# Task prompt
Please work out how many lines include the word "section" in the entries, and reply with only the count.

# Dataset records

· · · · ·

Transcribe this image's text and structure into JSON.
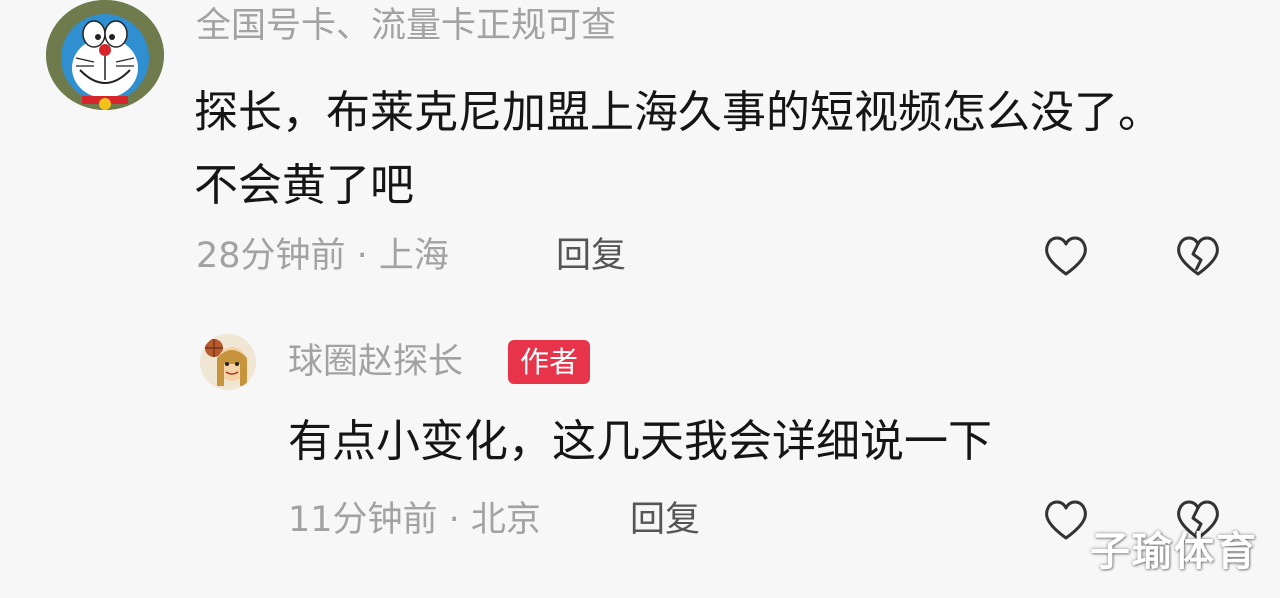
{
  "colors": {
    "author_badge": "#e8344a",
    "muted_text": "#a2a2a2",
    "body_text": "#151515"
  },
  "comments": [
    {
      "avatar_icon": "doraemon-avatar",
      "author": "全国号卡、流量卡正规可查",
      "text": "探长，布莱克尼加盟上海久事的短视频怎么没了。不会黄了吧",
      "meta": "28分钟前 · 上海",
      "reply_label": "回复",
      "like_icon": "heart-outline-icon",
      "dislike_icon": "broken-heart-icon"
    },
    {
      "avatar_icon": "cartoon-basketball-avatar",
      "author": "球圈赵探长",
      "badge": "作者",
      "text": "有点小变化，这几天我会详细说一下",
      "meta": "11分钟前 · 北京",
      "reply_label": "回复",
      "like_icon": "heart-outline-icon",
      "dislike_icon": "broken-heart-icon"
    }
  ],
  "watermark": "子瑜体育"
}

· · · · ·

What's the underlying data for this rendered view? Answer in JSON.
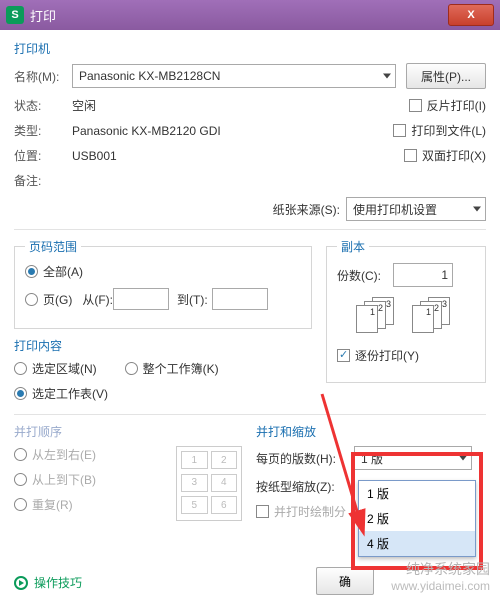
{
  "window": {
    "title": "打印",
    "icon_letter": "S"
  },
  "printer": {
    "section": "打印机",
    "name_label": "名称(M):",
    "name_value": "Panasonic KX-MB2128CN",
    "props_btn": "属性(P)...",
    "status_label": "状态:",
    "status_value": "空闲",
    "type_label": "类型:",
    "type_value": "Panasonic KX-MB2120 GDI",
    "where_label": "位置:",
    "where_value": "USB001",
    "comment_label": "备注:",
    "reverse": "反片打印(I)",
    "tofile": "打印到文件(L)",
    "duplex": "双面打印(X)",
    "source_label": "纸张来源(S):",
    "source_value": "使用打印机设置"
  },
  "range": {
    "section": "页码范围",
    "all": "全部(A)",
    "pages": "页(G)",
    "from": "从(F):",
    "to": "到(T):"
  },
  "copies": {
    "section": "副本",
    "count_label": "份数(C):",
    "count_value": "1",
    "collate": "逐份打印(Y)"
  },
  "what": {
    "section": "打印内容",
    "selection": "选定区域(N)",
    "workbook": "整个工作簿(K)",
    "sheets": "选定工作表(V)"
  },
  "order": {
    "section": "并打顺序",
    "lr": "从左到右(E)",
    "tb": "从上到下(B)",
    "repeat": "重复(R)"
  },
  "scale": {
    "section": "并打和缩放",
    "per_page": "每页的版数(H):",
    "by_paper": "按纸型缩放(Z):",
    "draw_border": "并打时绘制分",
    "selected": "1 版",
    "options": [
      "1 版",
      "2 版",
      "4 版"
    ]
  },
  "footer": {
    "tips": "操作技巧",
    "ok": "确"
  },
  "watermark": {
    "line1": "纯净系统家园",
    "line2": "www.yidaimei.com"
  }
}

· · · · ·

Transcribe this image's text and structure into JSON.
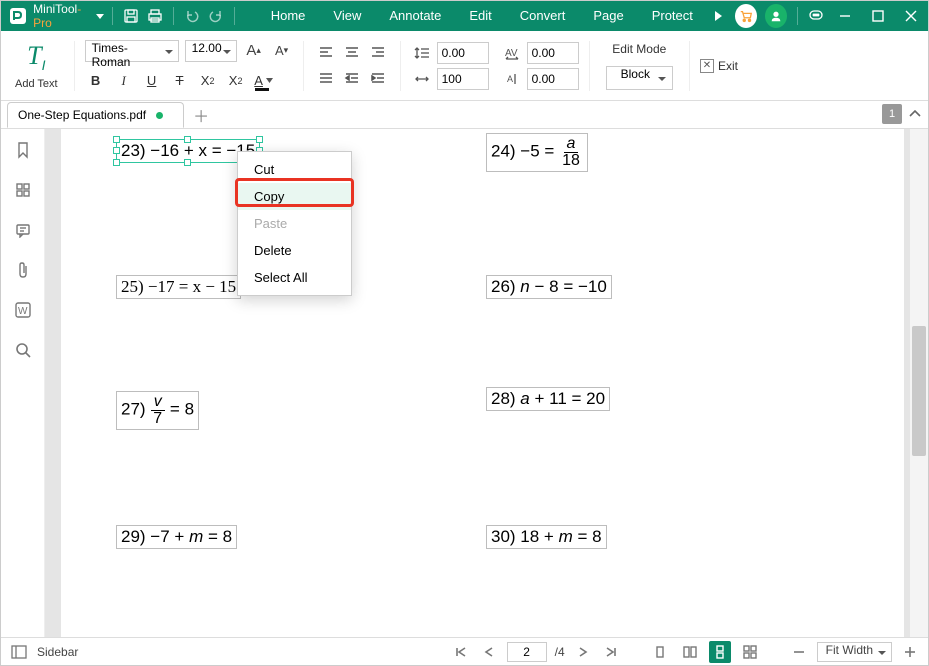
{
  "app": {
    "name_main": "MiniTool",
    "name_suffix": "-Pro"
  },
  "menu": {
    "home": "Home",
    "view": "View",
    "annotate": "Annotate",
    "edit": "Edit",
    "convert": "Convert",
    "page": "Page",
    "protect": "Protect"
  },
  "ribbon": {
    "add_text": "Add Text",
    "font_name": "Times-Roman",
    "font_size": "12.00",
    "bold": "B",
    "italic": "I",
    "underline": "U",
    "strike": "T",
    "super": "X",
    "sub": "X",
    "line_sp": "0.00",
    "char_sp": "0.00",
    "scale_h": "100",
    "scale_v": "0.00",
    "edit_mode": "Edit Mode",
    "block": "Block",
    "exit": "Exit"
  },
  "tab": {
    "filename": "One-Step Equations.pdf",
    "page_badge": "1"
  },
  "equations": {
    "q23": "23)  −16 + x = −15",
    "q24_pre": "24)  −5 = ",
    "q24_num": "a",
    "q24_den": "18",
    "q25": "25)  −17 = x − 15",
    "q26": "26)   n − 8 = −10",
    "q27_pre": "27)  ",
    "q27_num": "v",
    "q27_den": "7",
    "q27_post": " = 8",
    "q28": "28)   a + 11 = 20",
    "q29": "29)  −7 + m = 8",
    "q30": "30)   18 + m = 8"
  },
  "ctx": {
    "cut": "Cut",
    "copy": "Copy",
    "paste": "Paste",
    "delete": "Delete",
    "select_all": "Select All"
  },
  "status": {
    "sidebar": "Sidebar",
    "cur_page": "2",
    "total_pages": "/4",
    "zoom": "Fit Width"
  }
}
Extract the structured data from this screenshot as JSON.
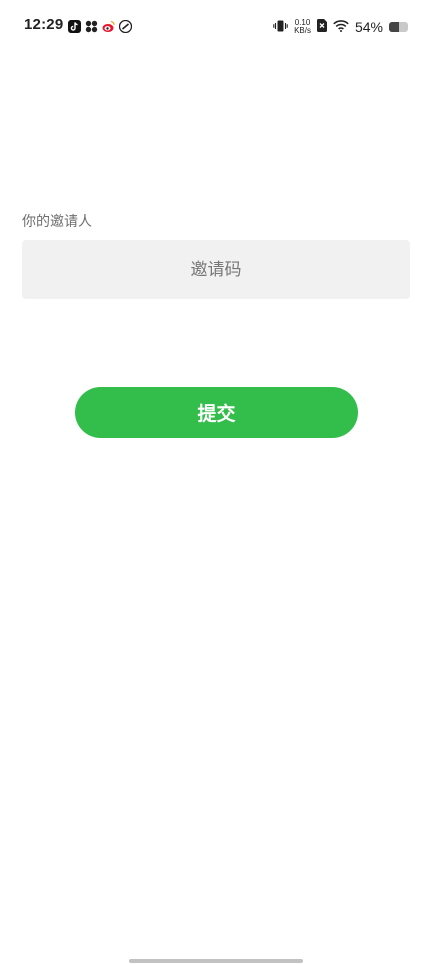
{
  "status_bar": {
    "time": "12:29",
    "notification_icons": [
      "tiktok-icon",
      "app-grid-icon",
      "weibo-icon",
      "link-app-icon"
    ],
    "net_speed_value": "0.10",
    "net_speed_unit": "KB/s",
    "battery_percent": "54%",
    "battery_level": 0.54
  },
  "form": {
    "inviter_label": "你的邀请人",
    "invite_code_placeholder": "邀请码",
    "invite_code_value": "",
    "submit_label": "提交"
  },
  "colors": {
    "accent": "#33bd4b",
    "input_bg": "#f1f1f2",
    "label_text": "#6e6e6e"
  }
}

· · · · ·

# Solution to this problem
6